Tuesday, September 22, 2009
Max Page, a former television journalist who led the team overseeing the design and construction of the Newseum, died after a heart attack at his Vienna home on Sept. 15, his 60th birthday.
He had worked for the Freedom Forum and the Newseum since 1992, most recently as vice president for government and community relations. The Newseum, a museum focused on the news media, opened its new building last year.
"The Newseum is Max's monument," Charles Overby, chief executive of the Freedom Forum and the Newseum, said in a statement. "Max always liked to tackle big things, and he had his hands full with so many contractors running around on nine floors of space. He brought the tenaciousness of a reporter and the sharp eye of an editor to the project."

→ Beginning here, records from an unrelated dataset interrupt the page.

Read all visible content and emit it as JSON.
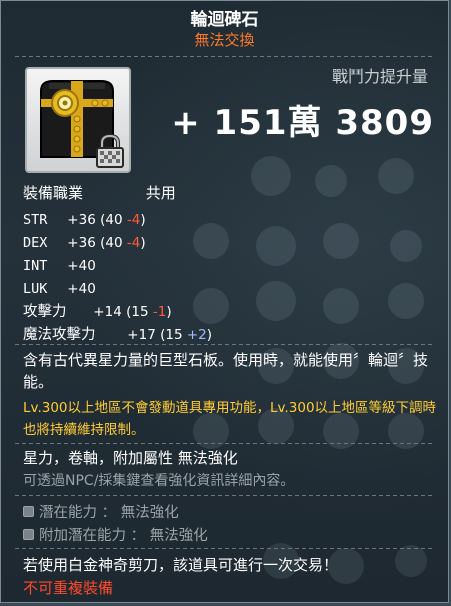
{
  "item": {
    "name": "輪迴碑石",
    "trade_status": "無法交換",
    "icon": "stone-tablet-icon",
    "lock_icon": "lock-icon"
  },
  "combat_power": {
    "label": "戰鬥力提升量",
    "value": "+ 151萬 3809"
  },
  "job": {
    "label": "裝備職業",
    "value": "共用"
  },
  "stats": [
    {
      "name": "STR",
      "value": "+36",
      "base": "(40",
      "delta": "-4",
      "close": ")"
    },
    {
      "name": "DEX",
      "value": "+36",
      "base": "(40",
      "delta": "-4",
      "close": ")"
    },
    {
      "name": "INT",
      "value": "+40"
    },
    {
      "name": "LUK",
      "value": "+40"
    }
  ],
  "attack": [
    {
      "name": "攻擊力",
      "value": "+14",
      "base": "(15",
      "delta": "-1",
      "close": ")"
    },
    {
      "name": "魔法攻擊力",
      "value": "+17",
      "base": "(15",
      "delta": "+2",
      "close": ")"
    }
  ],
  "description": "含有古代異星力量的巨型石板。使用時，就能使用〞輪迴〞技能。",
  "warning": "Lv.300以上地區不會發動道具專用功能，Lv.300以上地區等級下調時也將持續維持限制。",
  "features": "星力，卷軸，附加屬性 無法強化",
  "hint": "可透過NPC/採集鍵查看強化資訊詳細內容。",
  "potential": "潛在能力 ： 無法強化",
  "bonus_potential": "附加潛在能力 ： 無法強化",
  "scissors": "若使用白金神奇剪刀，該道具可進行一次交易！",
  "no_reequip": "不可重複裝備",
  "colors": {
    "warning": "#ffcc33",
    "negative": "#ff5a3a",
    "positive": "#a8b8ff",
    "trade": "#ff7a2a"
  }
}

Max Charles Page was born in Wichita, Kan., and graduated from the University of Kansas. He worked at television station KTVH in Wichita while in school, then worked as a photographer, producer and news director at stations including KCMO in Kansas City, KWTV in Oklahoma City, WFAA in Dallas, WNEP in Scranton/Wilkes-Barre, Pa., and WXIA in Atlanta.
He moved to Washington in 1984 to work for Gannett News Service/Television, rising to executive producer and Washington bureau chief. He was part of a three-member team in 1989 that interviewed Libyan leader Moammar Gaddafi, and also covered the aftermath of the attack on U.S. Marines in Beirut in 1983, space shuttle launches, the Olympics, Super Bowls, presidential campaigns and political conventions. While working at the Freedom Forum's Rosslyn offices in 1997, he told a Washington Post reporter that he enjoyed the 21st floor view.
"I've just never gotten tired of it," Mr. Page said. "Washington is a beautiful city, especially if you're able to step back and look at it."
He received several awards for his work, including a Dallas Press Club "Katie" award for outstanding coverage of a prison break and a Southeast Regional Emmy award for a documentary. He was a member of the Society of Professional Journalists.
Survivors include his wife of 37 years, Kathryn Page of Vienna; three daughters, Kristen Page-Kirby of Shady Side, Jamie Page Deaton of Flint, Tex., and Margaret Page of Belgrade, Serbia; his mother, Marge Page of Wichita; a brother, Al Page of Wichita; two sisters, Jill Brooks of Sunnyvale, Calif., and Susan Page of Washington; and a grandson.
-- Patricia Sullivan